If the size of the universe is infinite and the speed of light is constant, are there places light has not reached?
Asked by: Enzo
Despite a century of hard work by many great geniuses, the large-scale structure of the
universe is still not completely understood. Nevertheless, we can try to speculate
intelligently on the nature of the entire universe.
There are important observational facts which are not in dispute. When we look out as
far as possible with our best telescopes, we observe a universe which is homogeneous,
expanding according to Hubble's Law, and filled with cosmic microwave background
radiation. It is not known if the homogeneity we observe within about 12 billion
light-years of the earth extends all the way to infinity. If it does, then there is no
part of the universe which lacks light, matter, or galaxies. This means that the hot,
dense, big-bang beginning of our universe occurred everywhere throughout all of infinite
space. There was no empty place for light to travel to.
The universe has a finite age, so it is certainly true light has traveled only a finite
distance since the big-bang. Undoubtedly there are remote objects in the universe which
have sent light in our direction and that light has not yet arrived. Indeed, that light
may never arrive if the expansion rate of the universe does not slow down. Recent
evidence indicates the expansion rate of the universe is actually accelerating. This has
an army of cosmologists working overtime, trying to understand it. If the universe is
accelerating, then we will never get to see most of it. Even objects that we can now see
will disappear as they recede beyond the speed of light.
Answered by: Hugh Mongus, M.S., Retired teacher

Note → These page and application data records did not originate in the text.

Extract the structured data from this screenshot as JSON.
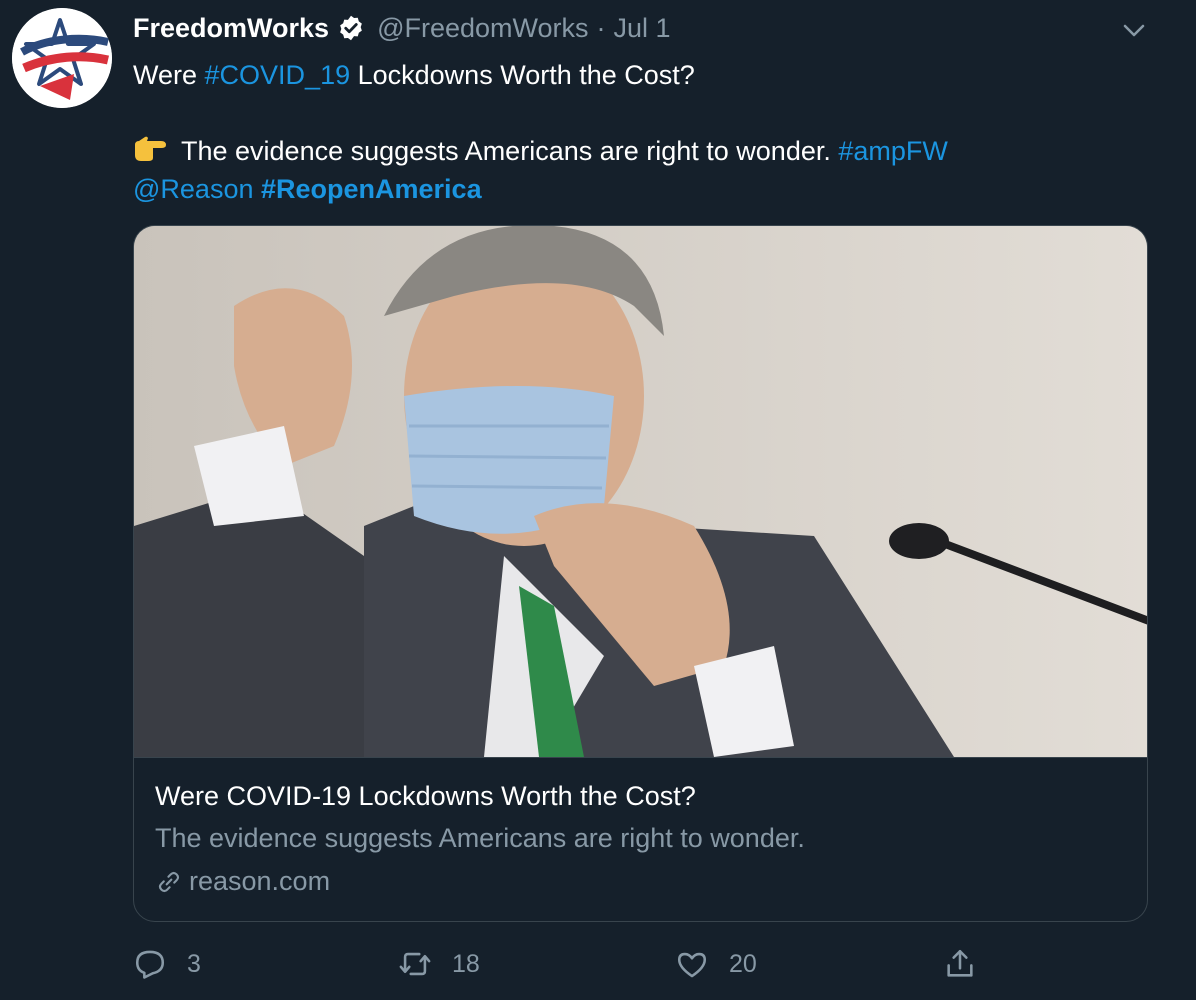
{
  "tweet": {
    "display_name": "FreedomWorks",
    "handle": "@FreedomWorks",
    "separator": "·",
    "date": "Jul 1",
    "text": {
      "line1_prefix": "Were ",
      "line1_hashtag": "#COVID_19",
      "line1_suffix": " Lockdowns Worth the Cost?",
      "line2_text": "The evidence suggests Americans are right to wonder. ",
      "line2_hashtag": "#ampFW",
      "line3_mention": "@Reason",
      "line3_hashtag": "#ReopenAmerica"
    },
    "card": {
      "title": "Were COVID-19 Lockdowns Worth the Cost?",
      "description": "The evidence suggests Americans are right to wonder.",
      "domain": "reason.com"
    },
    "actions": {
      "replies": "3",
      "retweets": "18",
      "likes": "20"
    }
  },
  "icons": {
    "avatar": "freedomworks-star-logo",
    "verified": "verified-badge-icon",
    "caret": "chevron-down-icon",
    "emoji": "backhand-index-pointing-right-emoji",
    "link": "link-icon",
    "reply": "reply-icon",
    "retweet": "retweet-icon",
    "like": "heart-icon",
    "share": "share-icon"
  },
  "colors": {
    "background": "#15202b",
    "link": "#1b95e0",
    "secondary_text": "#8899a6",
    "border": "#38444d"
  }
}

'A theory with mathematical beauty is more likely to be correct than an ugly one that fits some experimental data. God is a mathematician of a very high order, and He used very advanced mathematics in constructing the universe.'